> [EXERCISE AIM]:
Reproduce the full set of records verbatim.

> [AVAILABLE DATA]:
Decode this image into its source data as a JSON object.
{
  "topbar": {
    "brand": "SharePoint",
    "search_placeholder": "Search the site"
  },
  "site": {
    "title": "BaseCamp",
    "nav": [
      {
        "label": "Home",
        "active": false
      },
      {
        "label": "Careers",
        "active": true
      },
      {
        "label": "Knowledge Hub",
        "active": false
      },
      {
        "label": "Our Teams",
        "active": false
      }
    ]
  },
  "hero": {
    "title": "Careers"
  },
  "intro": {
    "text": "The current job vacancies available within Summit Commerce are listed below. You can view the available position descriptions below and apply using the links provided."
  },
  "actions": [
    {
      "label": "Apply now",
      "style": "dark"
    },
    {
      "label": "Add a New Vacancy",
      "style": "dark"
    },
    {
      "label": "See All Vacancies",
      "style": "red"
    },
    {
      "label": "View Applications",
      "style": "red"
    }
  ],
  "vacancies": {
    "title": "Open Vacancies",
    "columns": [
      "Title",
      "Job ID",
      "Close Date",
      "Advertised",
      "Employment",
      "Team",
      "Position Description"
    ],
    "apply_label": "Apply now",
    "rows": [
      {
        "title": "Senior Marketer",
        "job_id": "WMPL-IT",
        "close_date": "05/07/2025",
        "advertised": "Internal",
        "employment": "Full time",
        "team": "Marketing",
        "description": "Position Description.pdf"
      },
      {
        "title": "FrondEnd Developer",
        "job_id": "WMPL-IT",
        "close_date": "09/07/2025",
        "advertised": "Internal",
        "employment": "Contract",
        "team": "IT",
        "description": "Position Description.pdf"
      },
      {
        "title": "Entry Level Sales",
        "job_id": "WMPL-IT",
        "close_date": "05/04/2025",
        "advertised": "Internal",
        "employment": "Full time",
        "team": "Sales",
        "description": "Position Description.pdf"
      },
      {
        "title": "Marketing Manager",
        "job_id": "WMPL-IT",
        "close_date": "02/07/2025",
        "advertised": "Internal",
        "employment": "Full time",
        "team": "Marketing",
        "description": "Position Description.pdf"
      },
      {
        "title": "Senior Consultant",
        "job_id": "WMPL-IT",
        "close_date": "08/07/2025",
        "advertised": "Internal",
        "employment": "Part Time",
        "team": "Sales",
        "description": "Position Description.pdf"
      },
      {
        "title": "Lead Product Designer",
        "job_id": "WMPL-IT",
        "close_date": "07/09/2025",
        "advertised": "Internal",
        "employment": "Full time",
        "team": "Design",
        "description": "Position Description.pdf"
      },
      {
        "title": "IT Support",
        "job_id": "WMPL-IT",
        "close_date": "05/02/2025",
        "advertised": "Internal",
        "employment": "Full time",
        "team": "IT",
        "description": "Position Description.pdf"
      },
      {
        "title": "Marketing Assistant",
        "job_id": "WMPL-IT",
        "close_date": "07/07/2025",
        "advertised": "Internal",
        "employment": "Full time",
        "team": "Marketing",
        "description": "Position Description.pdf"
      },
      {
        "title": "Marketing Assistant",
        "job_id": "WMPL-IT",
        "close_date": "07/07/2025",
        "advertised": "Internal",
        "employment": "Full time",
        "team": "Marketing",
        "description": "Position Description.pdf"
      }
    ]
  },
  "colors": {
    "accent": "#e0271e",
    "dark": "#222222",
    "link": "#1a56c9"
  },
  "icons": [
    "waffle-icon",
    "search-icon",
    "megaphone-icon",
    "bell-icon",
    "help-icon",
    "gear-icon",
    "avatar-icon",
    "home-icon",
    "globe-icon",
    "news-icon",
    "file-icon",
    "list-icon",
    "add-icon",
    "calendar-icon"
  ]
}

> [THE ANSWER]:
Decode this image into its source data as a JSON object.
{
  "topbar": {
    "brand": "SharePoint",
    "search_placeholder": "Search the site"
  },
  "site": {
    "title": "BaseCamp",
    "nav": [
      {
        "label": "Home",
        "active": false
      },
      {
        "label": "Careers",
        "active": true
      },
      {
        "label": "Knowledge Hub",
        "active": false
      },
      {
        "label": "Our Teams",
        "active": false
      }
    ]
  },
  "hero": {
    "title": "Careers"
  },
  "intro": {
    "text": "The current job vacancies available within Summit Commerce are listed below. You can view the available position descriptions below and apply using the links provided."
  },
  "actions": [
    {
      "label": "Apply now",
      "style": "dark"
    },
    {
      "label": "Add a New Vacancy",
      "style": "dark"
    },
    {
      "label": "See All Vacancies",
      "style": "red"
    },
    {
      "label": "View Applications",
      "style": "red"
    }
  ],
  "vacancies": {
    "title": "Open Vacancies",
    "columns": [
      "Title",
      "Job ID",
      "Close Date",
      "Advertised",
      "Employment",
      "Team",
      "Position Description"
    ],
    "apply_label": "Apply now",
    "rows": [
      {
        "title": "Senior Marketer",
        "job_id": "WMPL-IT",
        "close_date": "05/07/2025",
        "advertised": "Internal",
        "employment": "Full time",
        "team": "Marketing",
        "description": "Position Description.pdf"
      },
      {
        "title": "FrondEnd Developer",
        "job_id": "WMPL-IT",
        "close_date": "09/07/2025",
        "advertised": "Internal",
        "employment": "Contract",
        "team": "IT",
        "description": "Position Description.pdf"
      },
      {
        "title": "Entry Level Sales",
        "job_id": "WMPL-IT",
        "close_date": "05/04/2025",
        "advertised": "Internal",
        "employment": "Full time",
        "team": "Sales",
        "description": "Position Description.pdf"
      },
      {
        "title": "Marketing Manager",
        "job_id": "WMPL-IT",
        "close_date": "02/07/2025",
        "advertised": "Internal",
        "employment": "Full time",
        "team": "Marketing",
        "description": "Position Description.pdf"
      },
      {
        "title": "Senior Consultant",
        "job_id": "WMPL-IT",
        "close_date": "08/07/2025",
        "advertised": "Internal",
        "employment": "Part Time",
        "team": "Sales",
        "description": "Position Description.pdf"
      },
      {
        "title": "Lead Product Designer",
        "job_id": "WMPL-IT",
        "close_date": "07/09/2025",
        "advertised": "Internal",
        "employment": "Full time",
        "team": "Design",
        "description": "Position Description.pdf"
      },
      {
        "title": "IT Support",
        "job_id": "WMPL-IT",
        "close_date": "05/02/2025",
        "advertised": "Internal",
        "employment": "Full time",
        "team": "IT",
        "description": "Position Description.pdf"
      },
      {
        "title": "Marketing Assistant",
        "job_id": "WMPL-IT",
        "close_date": "07/07/2025",
        "advertised": "Internal",
        "employment": "Full time",
        "team": "Marketing",
        "description": "Position Description.pdf"
      },
      {
        "title": "Marketing Assistant",
        "job_id": "WMPL-IT",
        "close_date": "07/07/2025",
        "advertised": "Internal",
        "employment": "Full time",
        "team": "Marketing",
        "description": "Position Description.pdf"
      }
    ]
  },
  "colors": {
    "accent": "#e0271e",
    "dark": "#222222",
    "link": "#1a56c9"
  },
  "icons": [
    "waffle-icon",
    "search-icon",
    "megaphone-icon",
    "bell-icon",
    "help-icon",
    "gear-icon",
    "avatar-icon",
    "home-icon",
    "globe-icon",
    "news-icon",
    "file-icon",
    "list-icon",
    "add-icon",
    "calendar-icon"
  ]
}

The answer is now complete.